Stored dataset items
# # # # # # #
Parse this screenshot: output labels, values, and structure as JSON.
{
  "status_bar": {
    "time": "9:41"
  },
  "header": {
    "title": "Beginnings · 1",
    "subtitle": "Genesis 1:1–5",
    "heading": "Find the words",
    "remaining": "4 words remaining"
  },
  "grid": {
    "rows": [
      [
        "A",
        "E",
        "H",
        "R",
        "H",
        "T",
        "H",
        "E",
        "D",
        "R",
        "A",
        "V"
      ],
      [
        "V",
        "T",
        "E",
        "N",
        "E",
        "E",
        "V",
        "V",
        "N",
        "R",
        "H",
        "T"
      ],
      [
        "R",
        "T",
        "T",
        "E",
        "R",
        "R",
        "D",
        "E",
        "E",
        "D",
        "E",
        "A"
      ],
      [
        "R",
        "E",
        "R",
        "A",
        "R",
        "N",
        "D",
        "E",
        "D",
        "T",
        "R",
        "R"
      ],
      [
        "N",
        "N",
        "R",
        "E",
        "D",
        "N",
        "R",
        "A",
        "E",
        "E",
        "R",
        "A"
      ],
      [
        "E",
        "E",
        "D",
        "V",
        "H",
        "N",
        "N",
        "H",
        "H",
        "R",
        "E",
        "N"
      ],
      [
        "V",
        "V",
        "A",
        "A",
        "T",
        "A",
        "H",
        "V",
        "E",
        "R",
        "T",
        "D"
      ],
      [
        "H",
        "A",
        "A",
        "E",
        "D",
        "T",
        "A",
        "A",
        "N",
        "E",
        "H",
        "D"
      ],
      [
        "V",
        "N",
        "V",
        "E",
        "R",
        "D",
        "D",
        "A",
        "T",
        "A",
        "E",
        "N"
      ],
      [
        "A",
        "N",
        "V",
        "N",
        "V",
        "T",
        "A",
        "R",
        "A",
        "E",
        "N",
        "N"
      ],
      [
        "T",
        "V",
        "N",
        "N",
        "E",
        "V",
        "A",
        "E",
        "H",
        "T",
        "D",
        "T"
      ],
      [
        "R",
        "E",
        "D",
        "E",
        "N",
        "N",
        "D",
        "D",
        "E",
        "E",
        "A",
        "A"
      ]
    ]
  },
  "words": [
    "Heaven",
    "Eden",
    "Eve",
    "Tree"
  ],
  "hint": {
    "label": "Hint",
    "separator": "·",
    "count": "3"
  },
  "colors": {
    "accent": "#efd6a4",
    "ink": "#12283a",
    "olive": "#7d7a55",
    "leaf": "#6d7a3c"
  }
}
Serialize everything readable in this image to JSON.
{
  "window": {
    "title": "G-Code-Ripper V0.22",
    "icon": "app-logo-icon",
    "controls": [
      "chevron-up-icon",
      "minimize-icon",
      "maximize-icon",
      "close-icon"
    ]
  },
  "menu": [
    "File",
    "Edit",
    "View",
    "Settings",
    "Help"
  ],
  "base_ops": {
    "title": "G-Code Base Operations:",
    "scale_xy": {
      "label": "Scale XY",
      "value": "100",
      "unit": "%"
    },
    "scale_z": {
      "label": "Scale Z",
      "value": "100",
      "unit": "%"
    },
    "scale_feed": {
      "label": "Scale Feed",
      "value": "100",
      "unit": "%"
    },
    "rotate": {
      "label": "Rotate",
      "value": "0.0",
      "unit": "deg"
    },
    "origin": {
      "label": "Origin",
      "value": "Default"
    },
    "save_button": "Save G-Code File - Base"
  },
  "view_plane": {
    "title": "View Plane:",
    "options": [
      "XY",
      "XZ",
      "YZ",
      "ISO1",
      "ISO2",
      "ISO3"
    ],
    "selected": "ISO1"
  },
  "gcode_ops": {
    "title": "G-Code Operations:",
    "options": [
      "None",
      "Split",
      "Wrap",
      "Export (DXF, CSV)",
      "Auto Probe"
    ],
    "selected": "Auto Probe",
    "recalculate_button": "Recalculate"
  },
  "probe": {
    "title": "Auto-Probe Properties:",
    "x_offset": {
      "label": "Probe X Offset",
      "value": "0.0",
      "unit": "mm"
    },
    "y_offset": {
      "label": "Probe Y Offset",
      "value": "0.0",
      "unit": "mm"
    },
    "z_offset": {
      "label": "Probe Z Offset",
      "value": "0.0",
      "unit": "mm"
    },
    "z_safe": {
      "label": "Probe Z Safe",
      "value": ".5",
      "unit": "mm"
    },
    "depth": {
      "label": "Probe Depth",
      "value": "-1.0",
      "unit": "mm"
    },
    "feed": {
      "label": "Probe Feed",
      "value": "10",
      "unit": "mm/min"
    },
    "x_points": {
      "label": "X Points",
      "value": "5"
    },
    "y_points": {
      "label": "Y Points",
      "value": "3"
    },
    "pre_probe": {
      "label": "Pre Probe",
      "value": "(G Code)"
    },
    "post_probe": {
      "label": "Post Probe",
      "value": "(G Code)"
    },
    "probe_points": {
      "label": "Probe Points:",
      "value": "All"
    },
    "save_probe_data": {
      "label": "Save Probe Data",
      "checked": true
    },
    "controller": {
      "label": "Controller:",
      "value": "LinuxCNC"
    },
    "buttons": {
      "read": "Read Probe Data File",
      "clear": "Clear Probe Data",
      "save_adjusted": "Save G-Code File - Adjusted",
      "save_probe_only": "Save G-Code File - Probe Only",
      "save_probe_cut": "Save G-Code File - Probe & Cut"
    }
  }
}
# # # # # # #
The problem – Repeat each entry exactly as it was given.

Answer area –
Parse this screenshot: output labels, values, and structure as JSON.
{
  "status_bar": {
    "time": "9:41"
  },
  "header": {
    "title": "Beginnings · 1",
    "subtitle": "Genesis 1:1–5",
    "heading": "Find the words",
    "remaining": "4 words remaining"
  },
  "grid": {
    "rows": [
      [
        "A",
        "E",
        "H",
        "R",
        "H",
        "T",
        "H",
        "E",
        "D",
        "R",
        "A",
        "V"
      ],
      [
        "V",
        "T",
        "E",
        "N",
        "E",
        "E",
        "V",
        "V",
        "N",
        "R",
        "H",
        "T"
      ],
      [
        "R",
        "T",
        "T",
        "E",
        "R",
        "R",
        "D",
        "E",
        "E",
        "D",
        "E",
        "A"
      ],
      [
        "R",
        "E",
        "R",
        "A",
        "R",
        "N",
        "D",
        "E",
        "D",
        "T",
        "R",
        "R"
      ],
      [
        "N",
        "N",
        "R",
        "E",
        "D",
        "N",
        "R",
        "A",
        "E",
        "E",
        "R",
        "A"
      ],
      [
        "E",
        "E",
        "D",
        "V",
        "H",
        "N",
        "N",
        "H",
        "H",
        "R",
        "E",
        "N"
      ],
      [
        "V",
        "V",
        "A",
        "A",
        "T",
        "A",
        "H",
        "V",
        "E",
        "R",
        "T",
        "D"
      ],
      [
        "H",
        "A",
        "A",
        "E",
        "D",
        "T",
        "A",
        "A",
        "N",
        "E",
        "H",
        "D"
      ],
      [
        "V",
        "N",
        "V",
        "E",
        "R",
        "D",
        "D",
        "A",
        "T",
        "A",
        "E",
        "N"
      ],
      [
        "A",
        "N",
        "V",
        "N",
        "V",
        "T",
        "A",
        "R",
        "A",
        "E",
        "N",
        "N"
      ],
      [
        "T",
        "V",
        "N",
        "N",
        "E",
        "V",
        "A",
        "E",
        "H",
        "T",
        "D",
        "T"
      ],
      [
        "R",
        "E",
        "D",
        "E",
        "N",
        "N",
        "D",
        "D",
        "E",
        "E",
        "A",
        "A"
      ]
    ]
  },
  "words": [
    "Heaven",
    "Eden",
    "Eve",
    "Tree"
  ],
  "hint": {
    "label": "Hint",
    "separator": "·",
    "count": "3"
  },
  "colors": {
    "accent": "#efd6a4",
    "ink": "#12283a",
    "olive": "#7d7a55",
    "leaf": "#6d7a3c"
  }
}
Serialize everything readable in this image to JSON.
{
  "window": {
    "title": "G-Code-Ripper V0.22",
    "icon": "app-logo-icon",
    "controls": [
      "chevron-up-icon",
      "minimize-icon",
      "maximize-icon",
      "close-icon"
    ]
  },
  "menu": [
    "File",
    "Edit",
    "View",
    "Settings",
    "Help"
  ],
  "base_ops": {
    "title": "G-Code Base Operations:",
    "scale_xy": {
      "label": "Scale XY",
      "value": "100",
      "unit": "%"
    },
    "scale_z": {
      "label": "Scale Z",
      "value": "100",
      "unit": "%"
    },
    "scale_feed": {
      "label": "Scale Feed",
      "value": "100",
      "unit": "%"
    },
    "rotate": {
      "label": "Rotate",
      "value": "0.0",
      "unit": "deg"
    },
    "origin": {
      "label": "Origin",
      "value": "Default"
    },
    "save_button": "Save G-Code File - Base"
  },
  "view_plane": {
    "title": "View Plane:",
    "options": [
      "XY",
      "XZ",
      "YZ",
      "ISO1",
      "ISO2",
      "ISO3"
    ],
    "selected": "ISO1"
  },
  "gcode_ops": {
    "title": "G-Code Operations:",
    "options": [
      "None",
      "Split",
      "Wrap",
      "Export (DXF, CSV)",
      "Auto Probe"
    ],
    "selected": "Auto Probe",
    "recalculate_button": "Recalculate"
  },
  "probe": {
    "title": "Auto-Probe Properties:",
    "x_offset": {
      "label": "Probe X Offset",
      "value": "0.0",
      "unit": "mm"
    },
    "y_offset": {
      "label": "Probe Y Offset",
      "value": "0.0",
      "unit": "mm"
    },
    "z_offset": {
      "label": "Probe Z Offset",
      "value": "0.0",
      "unit": "mm"
    },
    "z_safe": {
      "label": "Probe Z Safe",
      "value": ".5",
      "unit": "mm"
    },
    "depth": {
      "label": "Probe Depth",
      "value": "-1.0",
      "unit": "mm"
    },
    "feed": {
      "label": "Probe Feed",
      "value": "10",
      "unit": "mm/min"
    },
    "x_points": {
      "label": "X Points",
      "value": "5"
    },
    "y_points": {
      "label": "Y Points",
      "value": "3"
    },
    "pre_probe": {
      "label": "Pre Probe",
      "value": "(G Code)"
    },
    "post_probe": {
      "label": "Post Probe",
      "value": "(G Code)"
    },
    "probe_points": {
      "label": "Probe Points:",
      "value": "All"
    },
    "save_probe_data": {
      "label": "Save Probe Data",
      "checked": true
    },
    "controller": {
      "label": "Controller:",
      "value": "LinuxCNC"
    },
    "buttons": {
      "read": "Read Probe Data File",
      "clear": "Clear Probe Data",
      "save_adjusted": "Save G-Code File - Adjusted",
      "save_probe_only": "Save G-Code File - Probe Only",
      "save_probe_cut": "Save G-Code File - Probe & Cut"
    }
  }
}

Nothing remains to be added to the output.